- Animal rights extremists believe all animals—human and non-human—have equal rights of life and liberty and are willing to inflict economic damage on individuals or groups to advance this ideology.
- The Animal Liberation Front (ALF) is one of the most active groups in the animal-rights movement. It was formed overseas in 1976 as a splinter group of the UK-based Band of Mercy.
Animal rights extremists inflict economic damage on individuals or businesses they assess are exploiting or abusing animals. A small percentage of extremists condone violence to achieve their goals—including threats, harassment, arson, and bombings.
Animal rights extremist groups are largely decentralized.

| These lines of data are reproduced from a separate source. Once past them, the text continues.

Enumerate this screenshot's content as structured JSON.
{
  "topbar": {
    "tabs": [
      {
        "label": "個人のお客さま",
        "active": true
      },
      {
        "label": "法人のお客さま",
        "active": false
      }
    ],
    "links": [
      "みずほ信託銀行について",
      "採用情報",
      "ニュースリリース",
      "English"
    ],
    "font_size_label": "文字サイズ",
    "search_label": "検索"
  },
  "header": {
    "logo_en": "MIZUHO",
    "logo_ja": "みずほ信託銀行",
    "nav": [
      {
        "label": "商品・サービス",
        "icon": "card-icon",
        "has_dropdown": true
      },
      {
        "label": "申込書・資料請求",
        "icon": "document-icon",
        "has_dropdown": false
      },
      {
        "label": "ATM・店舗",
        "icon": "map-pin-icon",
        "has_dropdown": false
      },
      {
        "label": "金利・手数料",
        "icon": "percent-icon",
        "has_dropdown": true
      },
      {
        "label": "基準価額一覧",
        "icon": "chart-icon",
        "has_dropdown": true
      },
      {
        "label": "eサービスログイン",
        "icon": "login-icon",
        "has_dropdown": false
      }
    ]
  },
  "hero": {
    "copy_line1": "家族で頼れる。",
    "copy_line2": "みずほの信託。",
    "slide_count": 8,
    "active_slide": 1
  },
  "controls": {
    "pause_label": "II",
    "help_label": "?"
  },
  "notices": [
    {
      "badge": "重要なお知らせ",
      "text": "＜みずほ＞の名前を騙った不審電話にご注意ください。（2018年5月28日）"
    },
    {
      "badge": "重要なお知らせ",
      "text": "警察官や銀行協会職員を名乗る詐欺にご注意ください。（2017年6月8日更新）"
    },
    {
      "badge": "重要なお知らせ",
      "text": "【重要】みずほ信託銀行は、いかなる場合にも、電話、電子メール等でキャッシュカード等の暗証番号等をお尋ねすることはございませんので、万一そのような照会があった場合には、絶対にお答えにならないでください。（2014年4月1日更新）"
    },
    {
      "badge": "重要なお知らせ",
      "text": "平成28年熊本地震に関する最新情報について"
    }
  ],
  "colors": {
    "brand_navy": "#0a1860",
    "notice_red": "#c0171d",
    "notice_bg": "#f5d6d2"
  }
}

For example, ALF has no formal membership and relies on like-minded individuals who claim “direct actions” on the group’s behalf.
THREAT TO NEW JERSEY: LOW

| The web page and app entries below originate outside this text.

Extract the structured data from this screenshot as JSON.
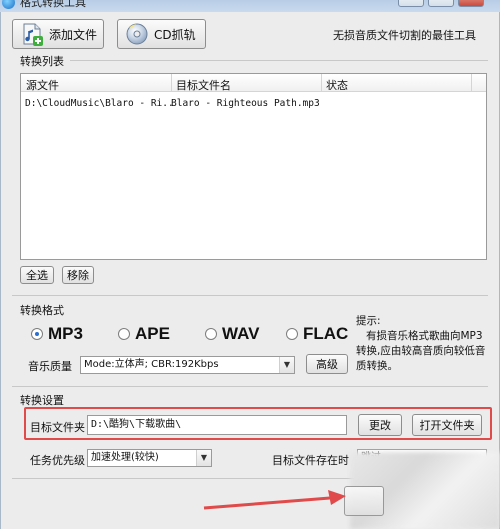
{
  "window": {
    "title": "格式转换工具"
  },
  "toolbar": {
    "add_file": "添加文件",
    "cd_rip": "CD抓轨",
    "tagline": "无损音质文件切割的最佳工具"
  },
  "convert_list": {
    "title": "转换列表",
    "columns": [
      "源文件",
      "目标文件名",
      "状态"
    ],
    "rows": [
      {
        "source": "D:\\CloudMusic\\Blaro - Ri..",
        "target": "Blaro - Righteous Path.mp3",
        "status": ""
      }
    ],
    "select_all": "全选",
    "remove": "移除"
  },
  "format": {
    "title": "转换格式",
    "options": [
      "MP3",
      "APE",
      "WAV",
      "FLAC"
    ],
    "selected": "MP3",
    "quality_label": "音乐质量",
    "quality_value": "Mode:立体声; CBR:192Kbps",
    "advanced": "高级",
    "hint_title": "提示:",
    "hint_text": "有损音乐格式歌曲向MP3转换,应由较高音质向较低音质转换。"
  },
  "settings": {
    "title": "转换设置",
    "target_folder_label": "目标文件夹",
    "target_folder_value": "D:\\酷狗\\下载歌曲\\",
    "change": "更改",
    "open_folder": "打开文件夹",
    "priority_label": "任务优先级",
    "priority_value": "加速处理(较快)",
    "exists_label": "目标文件存在时",
    "exists_value": "跳过"
  },
  "colors": {
    "highlight": "#e04a4a",
    "arrow": "#e04a4a",
    "radio_selected": "#2a6fd1"
  },
  "icons": {
    "add_file": "music-file-add-icon",
    "cd_rip": "cd-icon",
    "app": "app-globe-icon"
  }
}
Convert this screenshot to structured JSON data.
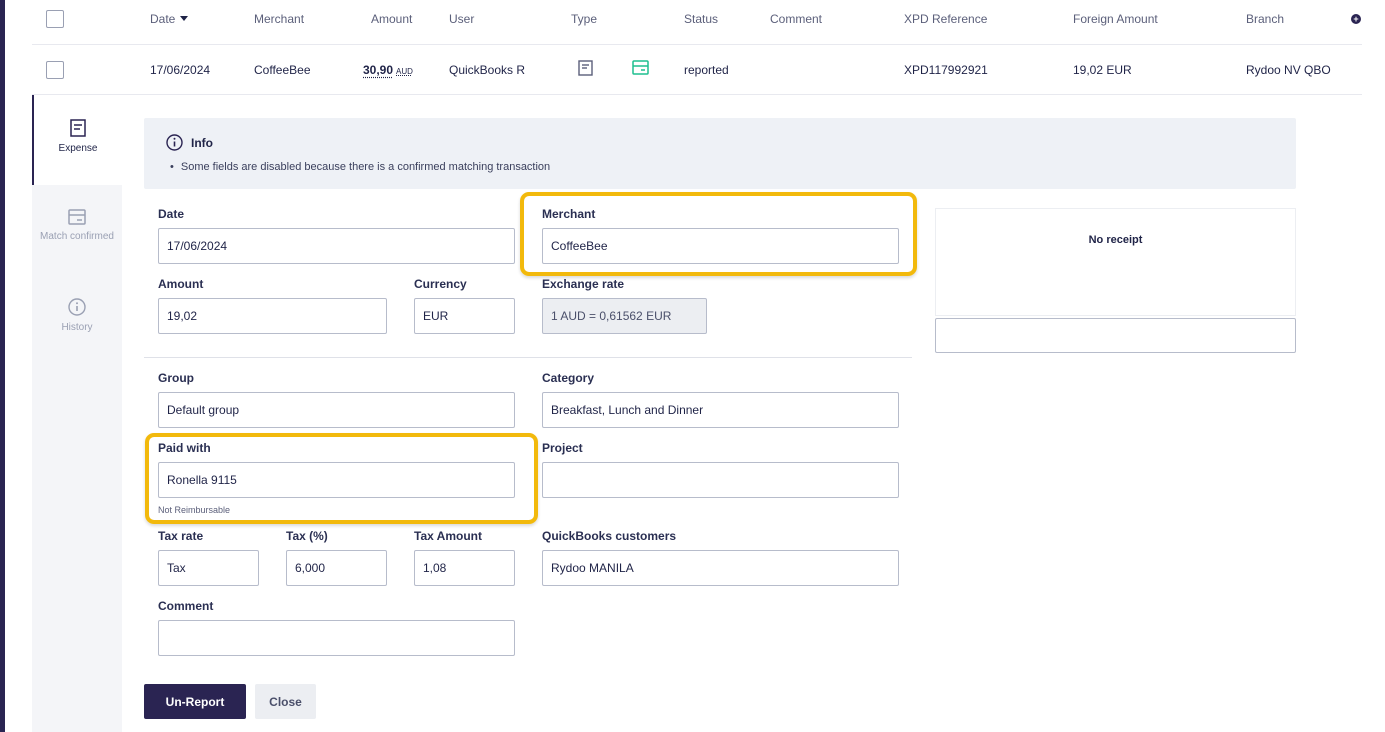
{
  "table": {
    "columns": {
      "date": "Date",
      "merchant": "Merchant",
      "amount": "Amount",
      "user": "User",
      "type": "Type",
      "status": "Status",
      "comment": "Comment",
      "xpd_reference": "XPD Reference",
      "foreign_amount": "Foreign Amount",
      "branch": "Branch"
    },
    "row": {
      "date": "17/06/2024",
      "merchant": "CoffeeBee",
      "amount_value": "30,90",
      "amount_currency": "AUD",
      "user": "QuickBooks R",
      "type_icons": [
        "receipt-icon",
        "card-icon"
      ],
      "status": "reported",
      "comment": "",
      "xpd_reference": "XPD117992921",
      "foreign_amount": "19,02 EUR",
      "branch": "Rydoo NV QBO"
    }
  },
  "sidebar": {
    "tabs": [
      {
        "label": "Expense",
        "icon": "receipt-icon",
        "active": true
      },
      {
        "label": "Match confirmed",
        "icon": "card-icon",
        "active": false
      },
      {
        "label": "History",
        "icon": "info-icon",
        "active": false
      }
    ]
  },
  "info": {
    "title": "Info",
    "message": "Some fields are disabled because there is a confirmed matching transaction"
  },
  "form": {
    "date": {
      "label": "Date",
      "value": "17/06/2024"
    },
    "merchant": {
      "label": "Merchant",
      "value": "CoffeeBee"
    },
    "amount": {
      "label": "Amount",
      "value": "19,02"
    },
    "currency": {
      "label": "Currency",
      "value": "EUR"
    },
    "exchange_rate": {
      "label": "Exchange rate",
      "value": "1 AUD = 0,61562 EUR"
    },
    "group": {
      "label": "Group",
      "value": "Default group"
    },
    "category": {
      "label": "Category",
      "value": "Breakfast, Lunch and Dinner"
    },
    "paid_with": {
      "label": "Paid with",
      "value": "Ronella 9115",
      "hint": "Not Reimbursable"
    },
    "project": {
      "label": "Project",
      "value": ""
    },
    "tax_rate": {
      "label": "Tax rate",
      "value": "Tax"
    },
    "tax_percent": {
      "label": "Tax (%)",
      "value": "6,000"
    },
    "tax_amount": {
      "label": "Tax Amount",
      "value": "1,08"
    },
    "quickbooks_customers": {
      "label": "QuickBooks customers",
      "value": "Rydoo MANILA"
    },
    "comment": {
      "label": "Comment",
      "value": ""
    }
  },
  "receipt": {
    "text": "No receipt"
  },
  "actions": {
    "unreport": "Un-Report",
    "close": "Close"
  },
  "colors": {
    "brand": "#2a2452",
    "highlight": "#f2b90c",
    "accent_green": "#1fbf8f"
  }
}
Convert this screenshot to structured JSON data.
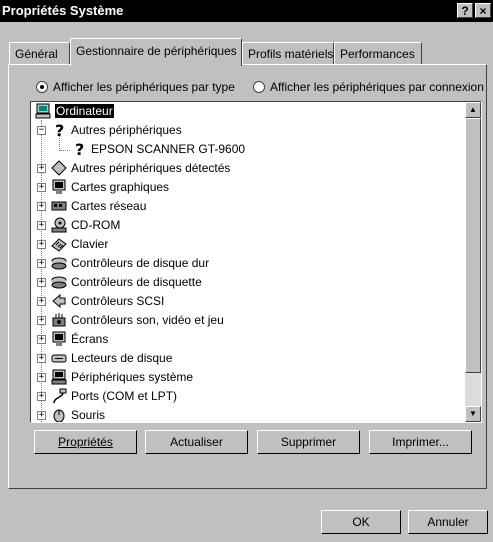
{
  "window": {
    "title": "Propriétés Système",
    "help_label": "?",
    "close_label": "×"
  },
  "tabs": [
    {
      "label": "Général"
    },
    {
      "label": "Gestionnaire de périphériques"
    },
    {
      "label": "Profils matériels"
    },
    {
      "label": "Performances"
    }
  ],
  "view_options": {
    "by_type": {
      "label": "Afficher les périphériques par type",
      "selected": true
    },
    "by_connection": {
      "label": "Afficher les périphériques par connexion",
      "selected": false
    }
  },
  "tree": {
    "root": "Ordinateur",
    "items": [
      {
        "label": "Autres périphériques",
        "icon": "question-icon",
        "expander": "−"
      },
      {
        "label": "EPSON SCANNER GT-9600",
        "icon": "question-icon"
      },
      {
        "label": "Autres périphériques détectés",
        "icon": "diamond-icon",
        "expander": "+"
      },
      {
        "label": "Cartes graphiques",
        "icon": "monitor-icon",
        "expander": "+"
      },
      {
        "label": "Cartes réseau",
        "icon": "network-card-icon",
        "expander": "+"
      },
      {
        "label": "CD-ROM",
        "icon": "cdrom-icon",
        "expander": "+"
      },
      {
        "label": "Clavier",
        "icon": "keyboard-icon",
        "expander": "+"
      },
      {
        "label": "Contrôleurs de disque dur",
        "icon": "hard-disk-icon",
        "expander": "+"
      },
      {
        "label": "Contrôleurs de disquette",
        "icon": "floppy-controller-icon",
        "expander": "+"
      },
      {
        "label": "Contrôleurs SCSI",
        "icon": "scsi-icon",
        "expander": "+"
      },
      {
        "label": "Contrôleurs son, vidéo et jeu",
        "icon": "sound-icon",
        "expander": "+"
      },
      {
        "label": "Écrans",
        "icon": "monitor-icon",
        "expander": "+"
      },
      {
        "label": "Lecteurs de disque",
        "icon": "disk-drive-icon",
        "expander": "+"
      },
      {
        "label": "Périphériques système",
        "icon": "computer-icon",
        "expander": "+"
      },
      {
        "label": "Ports (COM et LPT)",
        "icon": "port-icon",
        "expander": "+"
      },
      {
        "label": "Souris",
        "icon": "mouse-icon",
        "expander": "+"
      }
    ]
  },
  "buttons": {
    "properties": "Propriétés",
    "refresh": "Actualiser",
    "remove": "Supprimer",
    "print": "Imprimer...",
    "ok": "OK",
    "cancel": "Annuler"
  },
  "colors": {
    "face": "#c0c0c0",
    "titlebar": "#000000",
    "selection": "#000000"
  }
}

From 2001-06, there were eight documented cases of animal rights extremism in New Jersey involving acts of vandalism and animal liberation. There have been no reported incidents since 2006, when key members of Stop Huntingdon Animal Cruelty (SHAC) were convicted and received prison sentences of four to six years.
- Animal rights extremists have largely achieved their objectives by successfully urging lawmakers to sponsor bills preventing animal cruelty, eliminating the need for violence or harassment. In August 2013, Governor Christie signed “Patrick’s Law” to increase penalties for animal abuse, and in February 2015, the Pet Purchase Protection Act was signed to prevent “puppy mills”—establishments that breed dogs, typically under inhumane conditions.

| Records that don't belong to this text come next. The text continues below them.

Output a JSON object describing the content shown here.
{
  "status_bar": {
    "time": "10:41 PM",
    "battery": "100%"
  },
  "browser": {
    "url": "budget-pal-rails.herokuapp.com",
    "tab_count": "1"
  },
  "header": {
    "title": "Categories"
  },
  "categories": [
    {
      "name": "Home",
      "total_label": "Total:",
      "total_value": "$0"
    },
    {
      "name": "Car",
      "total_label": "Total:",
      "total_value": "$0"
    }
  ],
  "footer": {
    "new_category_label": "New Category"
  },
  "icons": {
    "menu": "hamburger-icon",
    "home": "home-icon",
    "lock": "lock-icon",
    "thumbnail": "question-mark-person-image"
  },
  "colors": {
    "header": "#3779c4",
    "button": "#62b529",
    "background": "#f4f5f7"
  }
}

- Animal rights extremists have refocused their efforts on education and nonviolent action, protesting animal testing at university laboratories and pharmaceutical companies. For example, Hugs for Puppies—a Philadelphia-based extremist group previously associated with SHAC—changed its name to the Humane League. The group now focuses on animal advocacy through public education and corporate campaigns.
New Jersey Nexus
- In 2006, six members of SHAC were convicted of “animal enterprise terrorism” under the Animal Enterprise Protection Act (AEPA). Following these convictions, Congress expanded AEPA into the Animal Enterprise Terrorism Act, successfully deterring animal rights extremists nationwide from targeting corporations for fear of being branded as domestic terrorists.